The Masters course in Language and Information Processing is aimed at students from linguistics, computational linguistics, translation, languages, computer science and mathematics backgrounds. The duration of the course is 12 months full-time (or 2-4 years part-time) and it gives students valuable hands-on experience through lab-based practical sessions as well as a solid theoretical grounding via lectures. The modules offered in this programme focus on different areas within language and information processing, ranging from computational linguistics and programming to translation tools and Cybermetrics. Graduates of the course will be well-placed to continue their studies at PhD level and to access positions in the language and information processing and related industries. The programme runs alongside the Erasmus Mundus Masters in Natural Language Processing & Human Language Technology (but does not benefit from the same scholarship scheme). Standard University of Wolverhampton postgraduate fees apply to this programme The starting date of this programme is September 2010.
The course will cover module topics such as: Computational Linguistics, Programming for Corpus Linguistics, Machine Translation and other NLP Applications, Translation tools for Professional Translators and Introduction to Cybermetrics. Students will also undertake an independent dissertation project and other research-related modules. As well as participating in the obligatory lectures students will have the opportunity to take part in a vibrant research environment and will be given the chance to become involved in various research projects. Attendance at visiting lecturers' seminars/internal reading groups and various other research activities will support and enhance their studies.
The programme will give students the opportunity to develop a range of postgraduate knowledge and skills.
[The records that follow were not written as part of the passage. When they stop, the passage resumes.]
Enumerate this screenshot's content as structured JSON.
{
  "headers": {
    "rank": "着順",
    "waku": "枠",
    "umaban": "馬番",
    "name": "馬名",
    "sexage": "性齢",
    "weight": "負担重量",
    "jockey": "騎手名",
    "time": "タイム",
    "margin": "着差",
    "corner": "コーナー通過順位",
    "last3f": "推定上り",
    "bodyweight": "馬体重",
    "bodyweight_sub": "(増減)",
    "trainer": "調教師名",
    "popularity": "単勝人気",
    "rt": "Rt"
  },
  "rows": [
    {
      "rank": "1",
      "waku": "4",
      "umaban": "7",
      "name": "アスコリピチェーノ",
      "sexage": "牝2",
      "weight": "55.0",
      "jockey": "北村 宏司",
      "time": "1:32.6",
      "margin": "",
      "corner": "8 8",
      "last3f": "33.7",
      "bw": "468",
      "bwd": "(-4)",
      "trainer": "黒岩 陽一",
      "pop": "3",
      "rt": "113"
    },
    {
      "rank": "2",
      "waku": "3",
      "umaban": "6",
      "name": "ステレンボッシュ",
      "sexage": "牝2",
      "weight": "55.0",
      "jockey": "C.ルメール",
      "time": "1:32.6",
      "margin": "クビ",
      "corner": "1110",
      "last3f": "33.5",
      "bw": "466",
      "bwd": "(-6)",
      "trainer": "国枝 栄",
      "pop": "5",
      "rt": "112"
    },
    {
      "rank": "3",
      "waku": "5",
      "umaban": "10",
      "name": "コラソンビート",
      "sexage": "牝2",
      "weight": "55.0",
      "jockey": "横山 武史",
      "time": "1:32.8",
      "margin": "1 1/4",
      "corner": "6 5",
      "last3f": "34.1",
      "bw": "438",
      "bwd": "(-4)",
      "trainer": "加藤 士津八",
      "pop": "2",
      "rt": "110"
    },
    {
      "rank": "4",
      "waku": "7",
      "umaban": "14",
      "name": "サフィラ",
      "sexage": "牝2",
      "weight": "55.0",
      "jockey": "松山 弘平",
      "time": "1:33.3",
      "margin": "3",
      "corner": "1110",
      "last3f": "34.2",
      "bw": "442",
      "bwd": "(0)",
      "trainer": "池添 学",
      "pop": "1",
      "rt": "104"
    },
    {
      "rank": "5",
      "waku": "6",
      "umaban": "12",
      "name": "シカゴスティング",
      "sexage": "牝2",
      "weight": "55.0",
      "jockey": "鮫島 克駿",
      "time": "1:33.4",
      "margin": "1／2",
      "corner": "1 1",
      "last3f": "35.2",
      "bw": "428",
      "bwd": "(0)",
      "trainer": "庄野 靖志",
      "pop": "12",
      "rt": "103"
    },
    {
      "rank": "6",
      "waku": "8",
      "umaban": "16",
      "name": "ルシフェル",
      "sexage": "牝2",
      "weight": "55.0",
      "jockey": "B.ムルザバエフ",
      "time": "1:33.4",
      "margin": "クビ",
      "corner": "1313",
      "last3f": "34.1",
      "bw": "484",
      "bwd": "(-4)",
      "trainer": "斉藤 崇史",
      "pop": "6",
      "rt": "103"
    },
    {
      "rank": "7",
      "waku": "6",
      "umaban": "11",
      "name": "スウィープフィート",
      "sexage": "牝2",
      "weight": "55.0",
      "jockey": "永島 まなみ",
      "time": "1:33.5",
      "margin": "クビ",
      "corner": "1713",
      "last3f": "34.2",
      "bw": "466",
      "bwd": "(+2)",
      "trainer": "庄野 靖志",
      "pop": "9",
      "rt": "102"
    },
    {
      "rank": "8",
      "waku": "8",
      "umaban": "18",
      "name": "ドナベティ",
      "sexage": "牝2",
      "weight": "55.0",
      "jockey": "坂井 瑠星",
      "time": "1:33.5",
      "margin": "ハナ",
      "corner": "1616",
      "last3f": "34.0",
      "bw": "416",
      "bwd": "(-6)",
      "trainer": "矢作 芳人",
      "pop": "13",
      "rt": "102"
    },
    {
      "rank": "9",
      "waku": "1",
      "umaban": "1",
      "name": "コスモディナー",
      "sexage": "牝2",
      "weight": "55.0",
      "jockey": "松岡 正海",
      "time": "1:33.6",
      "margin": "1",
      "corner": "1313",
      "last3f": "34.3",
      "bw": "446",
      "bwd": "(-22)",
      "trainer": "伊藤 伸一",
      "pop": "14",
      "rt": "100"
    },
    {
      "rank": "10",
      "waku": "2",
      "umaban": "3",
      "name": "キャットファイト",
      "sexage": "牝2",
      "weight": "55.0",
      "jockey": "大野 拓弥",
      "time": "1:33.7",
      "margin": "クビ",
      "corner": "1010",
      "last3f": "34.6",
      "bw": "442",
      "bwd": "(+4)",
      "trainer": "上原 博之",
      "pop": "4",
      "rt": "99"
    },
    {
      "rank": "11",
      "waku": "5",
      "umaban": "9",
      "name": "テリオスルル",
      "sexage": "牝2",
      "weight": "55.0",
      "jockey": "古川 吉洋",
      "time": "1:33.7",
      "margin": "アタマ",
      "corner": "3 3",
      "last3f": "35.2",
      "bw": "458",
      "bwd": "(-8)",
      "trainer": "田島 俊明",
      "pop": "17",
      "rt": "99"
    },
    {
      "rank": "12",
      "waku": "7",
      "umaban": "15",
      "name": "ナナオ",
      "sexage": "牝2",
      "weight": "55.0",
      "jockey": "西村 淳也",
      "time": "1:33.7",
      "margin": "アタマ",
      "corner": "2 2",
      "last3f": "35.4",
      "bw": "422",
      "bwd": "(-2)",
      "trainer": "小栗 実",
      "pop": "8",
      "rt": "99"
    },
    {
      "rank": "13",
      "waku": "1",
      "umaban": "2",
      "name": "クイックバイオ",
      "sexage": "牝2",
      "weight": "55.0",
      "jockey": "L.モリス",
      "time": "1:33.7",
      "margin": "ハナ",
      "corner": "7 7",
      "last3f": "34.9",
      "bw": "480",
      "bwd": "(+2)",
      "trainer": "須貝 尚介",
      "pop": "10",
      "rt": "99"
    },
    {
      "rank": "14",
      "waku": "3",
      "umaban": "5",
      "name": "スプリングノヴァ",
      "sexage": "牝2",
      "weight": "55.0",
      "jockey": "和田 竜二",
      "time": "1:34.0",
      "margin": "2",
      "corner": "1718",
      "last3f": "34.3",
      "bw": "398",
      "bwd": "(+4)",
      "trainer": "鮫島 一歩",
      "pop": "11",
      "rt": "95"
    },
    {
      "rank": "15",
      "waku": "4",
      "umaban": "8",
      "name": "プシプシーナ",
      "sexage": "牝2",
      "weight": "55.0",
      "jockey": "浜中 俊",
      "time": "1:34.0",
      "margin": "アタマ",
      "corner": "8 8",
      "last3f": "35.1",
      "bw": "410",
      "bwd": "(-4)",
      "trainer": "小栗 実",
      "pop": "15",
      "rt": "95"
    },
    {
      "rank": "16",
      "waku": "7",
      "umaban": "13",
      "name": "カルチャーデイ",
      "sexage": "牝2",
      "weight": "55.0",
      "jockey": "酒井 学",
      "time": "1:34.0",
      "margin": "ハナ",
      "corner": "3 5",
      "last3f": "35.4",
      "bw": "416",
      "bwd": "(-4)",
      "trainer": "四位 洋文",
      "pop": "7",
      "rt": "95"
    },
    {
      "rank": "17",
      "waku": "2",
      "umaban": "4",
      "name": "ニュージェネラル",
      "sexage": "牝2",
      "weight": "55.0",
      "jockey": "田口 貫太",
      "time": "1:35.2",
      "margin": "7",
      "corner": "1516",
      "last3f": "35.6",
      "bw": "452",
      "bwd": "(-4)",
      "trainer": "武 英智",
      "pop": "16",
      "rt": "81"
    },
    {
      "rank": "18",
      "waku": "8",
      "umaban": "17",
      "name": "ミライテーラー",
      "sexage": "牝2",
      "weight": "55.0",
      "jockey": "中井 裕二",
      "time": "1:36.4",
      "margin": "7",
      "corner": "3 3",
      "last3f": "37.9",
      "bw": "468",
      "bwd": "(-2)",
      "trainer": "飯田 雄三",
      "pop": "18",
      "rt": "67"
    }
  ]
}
By the end of the course, students will be expected to demonstrate a confident understanding of theoretical issues, conceptual analysis of some sophistication and independent thinking over a sustained piece of work through the writing of conventional critical essays, portfolios of analyses and research exercises, and delivery of oral presentations. The dissertation provides an opportunity to consolidate knowledge and skills and focus them on a specific area of research interest.
Translation tools for professional translators (LN4006) (20 credits)
Module Leader: Prof. Gloria Corpas
Research Methods and Study Skills (7MM002) (20 credits)
Module leader: Ros Hampton
Dissertation modules (60 credits)
Module leader: Dr. Constantin Orasan
The Masters dissertation is composed of three different modules:
- Dissertation Proposal CP4064 (15 credits)
- Dissertation Presentation and Dissemination CP4065 (15 credits)
- Dissertation CP4028 (30 credits)
Applicants should have the following skills:
- Undergraduate degree (2:1 or above) in a related subject such as Computational Linguistics, Linguistics, Translation, Languages, Computer Science, Mathematics.
- For non-native English speakers a language certificate is required unless you have a degree from a recognised UK or English-language university. The levels accepted are IELTS 6.0 or above, at least 550 points on the paper-based Toefl or at least 80 points on the Internet-based Toefl. Alternate language entry requirements
- Some experience with linguistics or computational linguistics and knowledge of foreign languages (besides English) are a plus, but not necessary
Applications should be made directly through the University website: http://courses.wlv.ac.uk/course.asp?code=WL009P34UVD
More general information about studying at University of Wolverhampton, including fees, can be found on University of Wolverhampton Postgraduate Taught courses website and the website of the International Office.
Please also consult a guide on budgeting your studies at UoW.
For more information about the masters programme please contact Stephanie Kyle.